Four second-half goals gave Liverpool a victory that extends their unbeaten run in the league to 42 games and means they have picked up 100 points from the last 102 available.
Alex Oxlade-Chamberlain scored the opener against Southampton just after half time – his second goal in as many league matches – when he drilled the ball low into the bottom corner.
Reds’ skipper Jordan Henderson made it 2-0 on the hour mark with a calm finish after being set up by Roberto Firmino.
Henderson then played in Mohamed Salah for Liverpool’s third and the Egypt forward added a fourth from close range in the last minute.
The scoreline was harsh on the visitors, who matched Liverpool for much of the first hour with Danny Ings going close in the first half and Shane Long also denied by home keeper Alisson.
It was Southampton’s first away defeat in five games and they fall to 11th place.
Title gets closer, unbeaten run rolls on
Liverpool’s wait for a first league title in 30 years will surely end this season. They have one hand on the trophy and seven wins from their remaining 13 games will guarantee success.
Liverpool are unbeaten in 42 games across two seasons, have conceded just one league goal in their last 10 matches and have 73 points from 25 games – a top-flight record.
Before Saturday, only City had won more consecutive games at home in the Premier League, between March 2011 and March 2012.
With only 13 matches left, it is increasingly surely only a question of whether Liverpool can remain unbeaten for the whole season rather than if they end their drought.
Nevertheless, their performance in the first half against Southampton was nervous and suggested the visitors could have a chance to inflict a first defeat on Klopp’s side.
Sloppy passes, mistakes at the back and a lack of intensity going forward meant the Saints had opportunities to score and were barely stretched at the back.
Southampton, spearheaded by top-scorer Ings in attack, finished the half as the better team, going close through the former Reds striker as well as Long and Moussa Djenepo.
But Liverpool, no doubt invigorated by a half-time talk from Klopp, were quick out of the blocks in the second half and as soon as they scored the victory that most will have expected before the match felt inevitable.

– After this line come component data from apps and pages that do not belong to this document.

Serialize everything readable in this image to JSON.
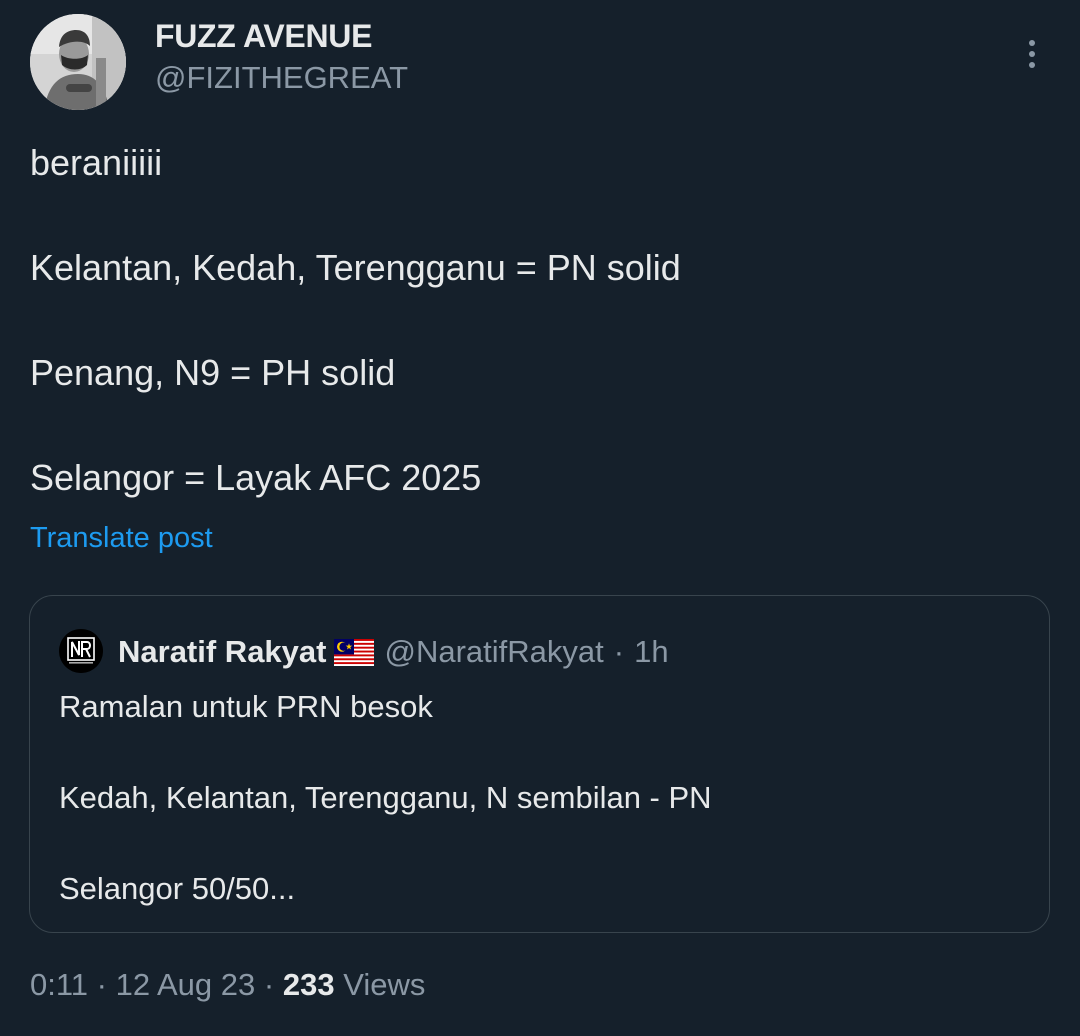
{
  "author": {
    "display_name": "FUZZ AVENUE",
    "handle": "@FIZITHEGREAT",
    "avatar": "profile-photo"
  },
  "more_icon": "more-vertical-icon",
  "post": {
    "text": "beraniiiii\n\nKelantan, Kedah, Terengganu = PN solid\n\nPenang, N9 = PH solid\n\nSelangor = Layak AFC 2025",
    "translate_label": "Translate post"
  },
  "quoted": {
    "avatar": "naratif-rakyat-logo",
    "display_name": "Naratif Rakyat",
    "flag_icon": "malaysia-flag-icon",
    "handle": "@NaratifRakyat",
    "separator": "·",
    "time": "1h",
    "text": "Ramalan untuk PRN besok\n\nKedah, Kelantan, Terengganu, N sembilan - PN\n\nSelangor 50/50..."
  },
  "meta": {
    "time": "0:11",
    "date": "12 Aug 23",
    "separator": "·",
    "views_count": "233",
    "views_label": "Views"
  },
  "colors": {
    "background": "#15202b",
    "text_primary": "#e7e9ea",
    "text_secondary": "#8b98a5",
    "link": "#1d9bf0",
    "border": "#38444d"
  }
}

The scorer of that opener, Oxlade-Chamberlain, is starting to regain the form he demonstrated prior to picking up a serious knee injury while Henderson was magnificent again in controlling the midfield. They were solid at the back, with Joe Gomez and Virgil van Dijk’s centre-back partnership continuing to flourish.

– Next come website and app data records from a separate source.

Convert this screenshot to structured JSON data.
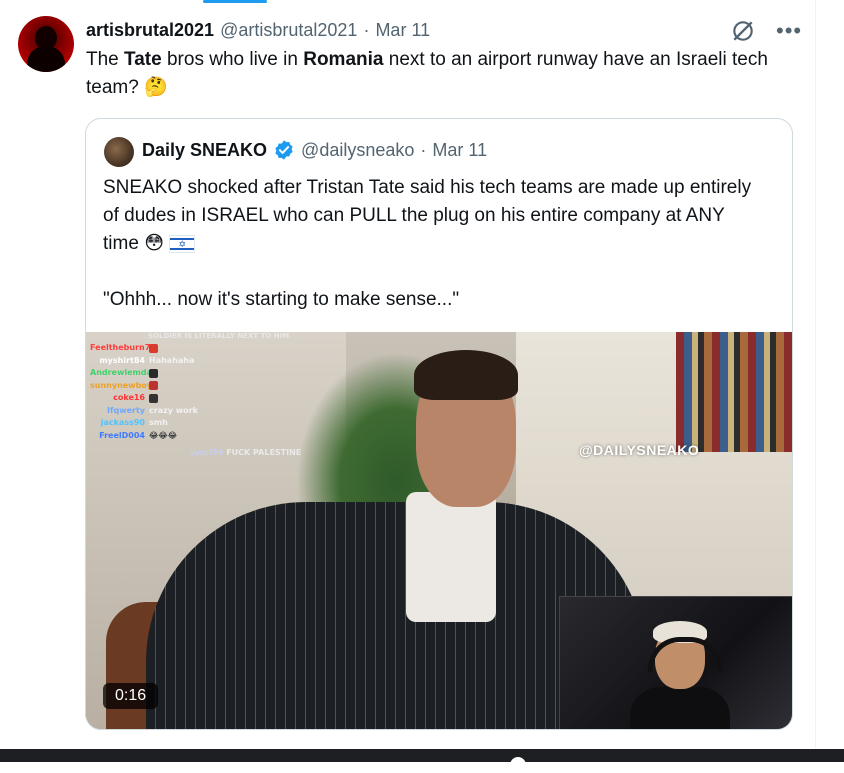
{
  "tweet": {
    "display_name": "artisbrutal2021",
    "handle": "@artisbrutal2021",
    "separator": "·",
    "date": "Mar 11",
    "text_parts": [
      "The ",
      "Tate",
      " bros who live in ",
      "Romania",
      " next to an airport runway have an Israeli tech team? "
    ],
    "emoji": "🤔"
  },
  "quote": {
    "display_name": "Daily SNEAKO",
    "handle": "@dailysneako",
    "separator": "·",
    "date": "Mar 11",
    "text": "SNEAKO shocked after Tristan Tate said his tech teams are made up entirely of dudes in ISRAEL who can PULL the plug on his entire company at ANY time ",
    "emoji": "😳",
    "quote_line": "\"Ohhh... now it's starting to make sense...\""
  },
  "video": {
    "time": "0:16",
    "watermark": "@DAILYSNEAKO",
    "chat_top": "SOLDIER IS LITERALLY NEXT TO HIM",
    "chat": [
      {
        "user": "Feeltheburn77",
        "msg": "",
        "color": "#ff3b3b"
      },
      {
        "user": "myshirt84",
        "msg": "Hahahaha",
        "color": "#ffffff"
      },
      {
        "user": "Andrewlemdas",
        "msg": "",
        "color": "#3fd26b"
      },
      {
        "user": "sunnynewboy",
        "msg": "",
        "color": "#f0a020"
      },
      {
        "user": "coke16",
        "msg": "",
        "color": "#ff3333"
      },
      {
        "user": "Ifqwerty",
        "msg": "crazy work",
        "color": "#6fa8ff"
      },
      {
        "user": "jackass90",
        "msg": "smh",
        "color": "#4fc3ff"
      },
      {
        "user": "FreelD004",
        "msg": "",
        "color": "#3f7bff"
      }
    ],
    "chat_last": "FUCK PALESTINE",
    "chat_last_user": "yuss786"
  },
  "colors": {
    "accent": "#1d9bf0",
    "text": "#0f1419",
    "muted": "#536471",
    "border": "#cfd9de"
  },
  "icons": [
    "grok-icon",
    "more-icon",
    "verified-badge-icon",
    "israel-flag-icon"
  ]
}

The Reds were without the injured Sadio Mane, but Firmino and Salah delivered the goods; the Brazil striker produced a hat-trick of assists to take his total to 51 in all competitions for the club, while Salah scored twice.

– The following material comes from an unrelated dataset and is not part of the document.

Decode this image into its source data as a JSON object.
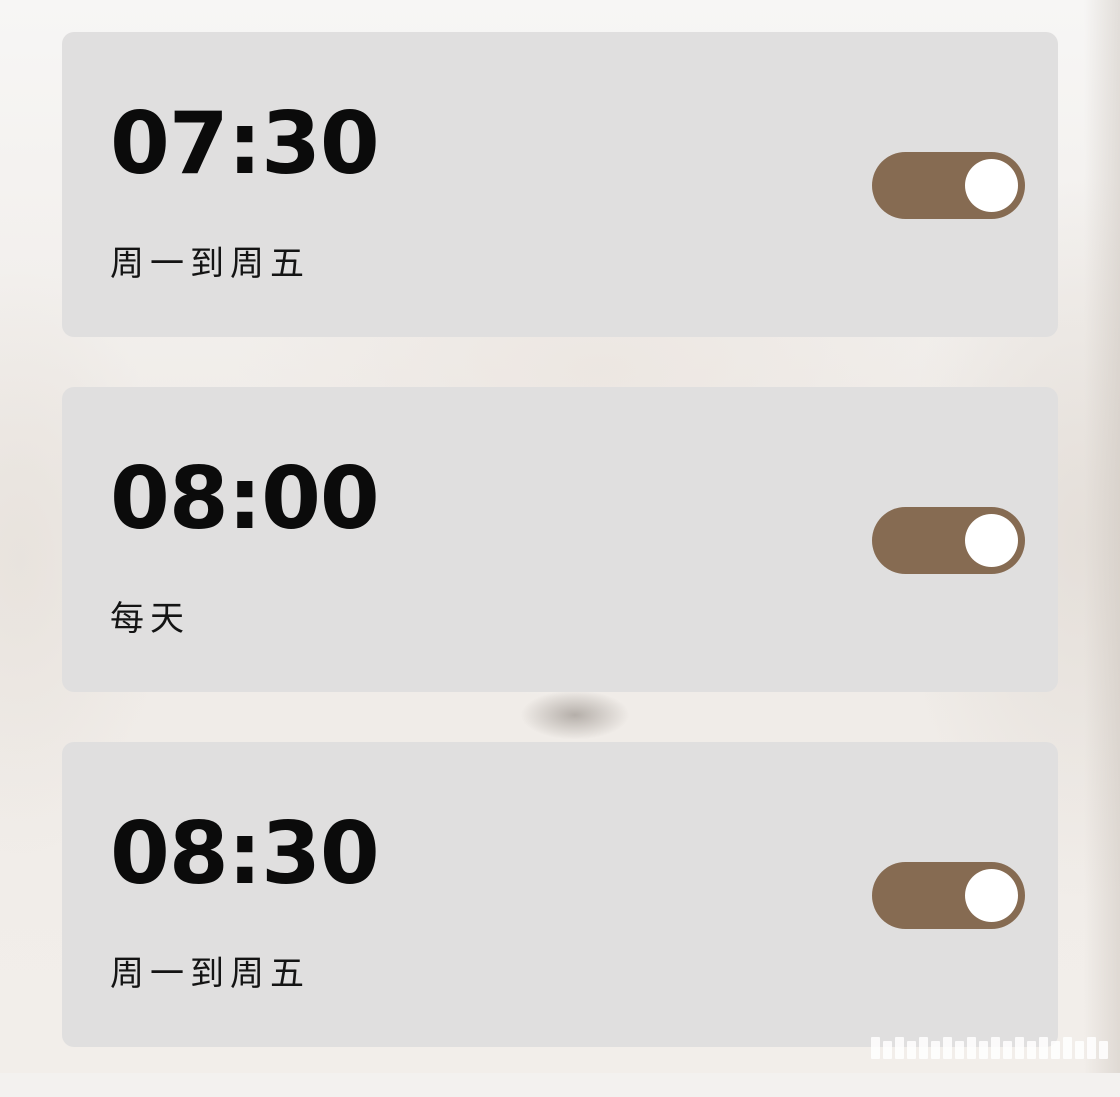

Saints deliver on Hasenhuttl’s wish
Southampton manager Ralph Hasenhuttl said before the game he wanted his side to “show how far we have come, how competitive we are”.
They certainly did that, especially in the first half.
Ings, who left Liverpool to join the Saints for £20m in July, had scored 14 goals in 19 starts heading into the match and he was a threat throughout.
His close-range effort in the first half looked like it was heading in before it clipped the heel of team-mate Long and bounced away from goal.
The striker, who was praised for his tireless work ethic by Klopp, threatened early in the second half when he bundled into the box before being stopped by a challenge from Fabinho.
There were appeals for a penalty but it was reviewed by VAR, who must have decided it was the eager Ings’ effort to evade Fabinho that sent him to the ground rather contact from Liverpool’s midfielder – although Hasenhuttl believed it was a foul.
To rub salt into Saints’ wound, immediately after the incident Liverpool went up the other end and scored the opener.
Ings continued to cause problems though, earning a corner off a deflected shot after taking on Andy Robertson and Van Dijk as well as linking up with James Ward-Prowse, who fired just wide of the right post.
He was substituted in the 70th minute, alongside strike partner Long, and was given a standing ovation by the fans of his former club.
Ings’ form has been one of the reasons for Southampton’s surge away from the relegation zone and if he continues to be such a threat, Saints look good for a top-half finish in the table.
They had 10 shots in the first half against Liverpool, the most the Reds have faced in the opening 45 minutes of a Premier League match at Anfield since Chelsea in November 2014.